Speaker's Bio:
David grew up near Philadelphia, PA as the eldest of four siblings in an Egyptian family with a strong love for teaching and education. He earned his B.Sc. with honors at Boston College in 2006, studying peptide-catalyzed desymmetrization with Prof. Scott Miller. In 2011, he earned his PhD at Princeton University, developing medicinally relevant trifluoromethylations via photoredox catalysis with Prof. David MacMillan. As an NIH Postdoctoral Fellow at the University of California, Berkeley, he studied C-H activation via oxidative gold mechanisms with Prof. F. Dean Toste, while also collaborating with Prof. Omar Yaghi on promoting catalysis within MOF materials. Since 2014, David has been an Assistant Professor in the Department of Chemistry and Biochemistry at The Ohio State University, where his team’s research on radical-mediated C-H and C-O functionalization has been recognized by the ACS, NIH, NSF, and Sloan Foundation. When not working alongside his awesome labmates, David enjoys running along the Scioto River, checking out Columbus’ vibrant foodie scene, and planning future world travels.

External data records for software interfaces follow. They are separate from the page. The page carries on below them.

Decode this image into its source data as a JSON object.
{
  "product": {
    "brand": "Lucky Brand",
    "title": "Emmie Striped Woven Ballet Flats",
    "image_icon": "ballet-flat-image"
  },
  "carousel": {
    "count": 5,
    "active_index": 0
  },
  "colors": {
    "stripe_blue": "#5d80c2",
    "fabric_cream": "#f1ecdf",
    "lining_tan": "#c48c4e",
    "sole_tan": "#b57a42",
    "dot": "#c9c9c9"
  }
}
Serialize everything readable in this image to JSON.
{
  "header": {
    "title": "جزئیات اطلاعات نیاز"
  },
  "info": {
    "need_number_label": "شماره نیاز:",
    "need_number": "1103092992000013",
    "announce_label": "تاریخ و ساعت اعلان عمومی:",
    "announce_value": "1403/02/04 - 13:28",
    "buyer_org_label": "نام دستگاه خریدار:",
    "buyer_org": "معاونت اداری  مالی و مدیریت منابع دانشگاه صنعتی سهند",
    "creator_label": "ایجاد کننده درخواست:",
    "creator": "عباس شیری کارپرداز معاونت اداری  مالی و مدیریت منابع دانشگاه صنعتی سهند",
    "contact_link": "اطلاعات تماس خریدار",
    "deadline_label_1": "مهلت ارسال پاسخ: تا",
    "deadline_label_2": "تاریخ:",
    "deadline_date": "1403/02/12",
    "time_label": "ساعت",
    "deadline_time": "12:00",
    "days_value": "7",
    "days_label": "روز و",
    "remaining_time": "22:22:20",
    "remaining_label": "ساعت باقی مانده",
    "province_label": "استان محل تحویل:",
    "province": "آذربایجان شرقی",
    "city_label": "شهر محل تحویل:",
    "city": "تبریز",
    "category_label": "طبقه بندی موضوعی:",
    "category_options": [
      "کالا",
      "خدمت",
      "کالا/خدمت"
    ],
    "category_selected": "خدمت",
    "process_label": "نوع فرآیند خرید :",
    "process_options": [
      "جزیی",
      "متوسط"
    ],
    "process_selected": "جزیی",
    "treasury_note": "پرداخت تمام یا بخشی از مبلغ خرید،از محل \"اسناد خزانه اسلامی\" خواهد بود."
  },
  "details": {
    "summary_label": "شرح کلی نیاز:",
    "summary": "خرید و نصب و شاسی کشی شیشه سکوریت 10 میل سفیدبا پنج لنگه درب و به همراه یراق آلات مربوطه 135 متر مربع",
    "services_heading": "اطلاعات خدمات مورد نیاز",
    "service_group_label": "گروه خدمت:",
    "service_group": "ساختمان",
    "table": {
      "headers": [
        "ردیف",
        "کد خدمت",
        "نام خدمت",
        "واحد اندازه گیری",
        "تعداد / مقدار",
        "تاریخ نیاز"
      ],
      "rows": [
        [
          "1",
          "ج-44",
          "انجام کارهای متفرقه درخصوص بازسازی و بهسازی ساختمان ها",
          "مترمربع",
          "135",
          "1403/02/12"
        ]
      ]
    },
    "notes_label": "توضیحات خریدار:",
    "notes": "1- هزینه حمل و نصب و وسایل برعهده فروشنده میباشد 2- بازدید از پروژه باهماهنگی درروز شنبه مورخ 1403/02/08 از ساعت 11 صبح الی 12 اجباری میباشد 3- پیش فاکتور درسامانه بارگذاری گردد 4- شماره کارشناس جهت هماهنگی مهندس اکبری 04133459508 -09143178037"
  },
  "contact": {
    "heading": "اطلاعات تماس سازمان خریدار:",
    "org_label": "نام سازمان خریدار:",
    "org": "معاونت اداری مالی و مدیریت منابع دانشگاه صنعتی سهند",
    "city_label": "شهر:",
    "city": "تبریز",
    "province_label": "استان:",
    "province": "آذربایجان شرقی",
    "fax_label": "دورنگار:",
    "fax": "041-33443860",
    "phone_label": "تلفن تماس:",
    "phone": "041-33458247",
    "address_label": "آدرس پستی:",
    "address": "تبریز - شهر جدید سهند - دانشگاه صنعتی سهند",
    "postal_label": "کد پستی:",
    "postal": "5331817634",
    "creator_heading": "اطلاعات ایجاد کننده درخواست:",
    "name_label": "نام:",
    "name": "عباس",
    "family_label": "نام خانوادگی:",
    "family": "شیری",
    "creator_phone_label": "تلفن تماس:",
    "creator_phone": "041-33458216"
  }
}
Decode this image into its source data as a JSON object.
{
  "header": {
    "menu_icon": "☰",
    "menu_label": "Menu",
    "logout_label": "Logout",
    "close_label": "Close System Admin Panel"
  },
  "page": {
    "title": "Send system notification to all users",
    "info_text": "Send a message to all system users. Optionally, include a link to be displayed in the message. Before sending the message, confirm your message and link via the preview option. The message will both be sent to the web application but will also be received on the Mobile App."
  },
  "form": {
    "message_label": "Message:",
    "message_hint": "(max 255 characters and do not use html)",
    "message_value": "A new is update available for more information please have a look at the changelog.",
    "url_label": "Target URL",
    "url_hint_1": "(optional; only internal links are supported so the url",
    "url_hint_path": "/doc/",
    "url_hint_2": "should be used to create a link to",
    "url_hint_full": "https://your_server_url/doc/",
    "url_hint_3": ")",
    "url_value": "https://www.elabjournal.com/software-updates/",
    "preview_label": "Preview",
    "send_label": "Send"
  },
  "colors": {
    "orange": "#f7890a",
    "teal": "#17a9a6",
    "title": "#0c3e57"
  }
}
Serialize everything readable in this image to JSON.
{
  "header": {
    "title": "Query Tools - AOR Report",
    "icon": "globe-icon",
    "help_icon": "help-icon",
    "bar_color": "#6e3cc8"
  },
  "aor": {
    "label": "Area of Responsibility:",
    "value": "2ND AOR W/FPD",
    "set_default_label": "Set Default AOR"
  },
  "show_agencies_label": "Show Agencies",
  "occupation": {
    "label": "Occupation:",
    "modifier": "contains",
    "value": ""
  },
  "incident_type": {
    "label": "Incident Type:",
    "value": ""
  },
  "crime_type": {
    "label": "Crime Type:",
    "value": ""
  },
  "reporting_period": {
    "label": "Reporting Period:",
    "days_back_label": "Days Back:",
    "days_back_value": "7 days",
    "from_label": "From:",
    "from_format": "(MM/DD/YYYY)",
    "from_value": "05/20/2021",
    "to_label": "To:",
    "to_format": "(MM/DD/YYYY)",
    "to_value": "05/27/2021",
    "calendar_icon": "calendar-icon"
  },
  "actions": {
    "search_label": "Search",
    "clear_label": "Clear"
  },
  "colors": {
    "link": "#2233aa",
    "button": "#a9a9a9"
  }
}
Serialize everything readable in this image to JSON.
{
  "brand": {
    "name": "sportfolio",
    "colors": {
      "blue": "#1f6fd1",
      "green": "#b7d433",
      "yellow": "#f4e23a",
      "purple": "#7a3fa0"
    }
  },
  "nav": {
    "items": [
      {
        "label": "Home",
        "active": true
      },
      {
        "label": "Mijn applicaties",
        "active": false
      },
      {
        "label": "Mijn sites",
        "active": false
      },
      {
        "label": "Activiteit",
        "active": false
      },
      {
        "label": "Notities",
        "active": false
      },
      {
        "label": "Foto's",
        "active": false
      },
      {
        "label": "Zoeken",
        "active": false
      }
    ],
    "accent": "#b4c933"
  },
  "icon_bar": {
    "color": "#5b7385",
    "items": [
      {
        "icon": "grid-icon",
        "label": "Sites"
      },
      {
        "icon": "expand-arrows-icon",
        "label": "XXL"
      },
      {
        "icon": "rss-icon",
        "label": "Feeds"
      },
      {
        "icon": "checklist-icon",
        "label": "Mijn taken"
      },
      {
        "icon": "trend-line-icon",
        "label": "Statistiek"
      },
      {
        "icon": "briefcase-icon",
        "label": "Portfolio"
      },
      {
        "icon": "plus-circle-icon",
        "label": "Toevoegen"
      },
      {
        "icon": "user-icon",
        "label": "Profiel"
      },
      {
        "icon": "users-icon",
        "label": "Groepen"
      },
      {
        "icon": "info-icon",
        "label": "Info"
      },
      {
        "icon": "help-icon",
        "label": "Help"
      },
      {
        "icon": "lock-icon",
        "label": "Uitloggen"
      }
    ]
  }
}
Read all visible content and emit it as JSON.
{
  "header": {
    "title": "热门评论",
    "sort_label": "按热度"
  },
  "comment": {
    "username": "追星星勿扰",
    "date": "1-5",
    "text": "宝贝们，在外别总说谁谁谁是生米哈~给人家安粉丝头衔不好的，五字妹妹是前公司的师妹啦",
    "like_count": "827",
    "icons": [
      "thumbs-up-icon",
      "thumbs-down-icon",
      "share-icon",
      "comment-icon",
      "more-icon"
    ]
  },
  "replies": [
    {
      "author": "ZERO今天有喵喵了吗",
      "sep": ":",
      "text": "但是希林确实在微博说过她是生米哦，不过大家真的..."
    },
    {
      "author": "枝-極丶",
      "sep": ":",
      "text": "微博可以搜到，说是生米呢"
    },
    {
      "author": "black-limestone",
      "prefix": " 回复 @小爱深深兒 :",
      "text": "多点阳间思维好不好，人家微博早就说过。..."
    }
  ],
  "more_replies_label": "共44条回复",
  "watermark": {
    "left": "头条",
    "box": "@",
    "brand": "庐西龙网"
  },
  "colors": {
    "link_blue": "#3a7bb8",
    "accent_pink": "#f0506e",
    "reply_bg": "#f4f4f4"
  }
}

Our research is focused on harnessing the untapped reactivity of abundant chemical feedstocks to enable late-stage functionalization of medicinally relevant molecules. We have recently developed new approaches for selective C-H and C-O functionalization of alcohols, amines, and carbonyls, using a combination of radical (1e-) and closed shell (2e-) processes that act in concert with one another. These radical chaperone strategies have enabled discovery of new classes of reactivity to streamline the synthesis of complex molecules with biological and industrial significance.

For more information, please contact Annette Luymes by phone at 626-395-6016 or by email at aluymes@caltech.edu.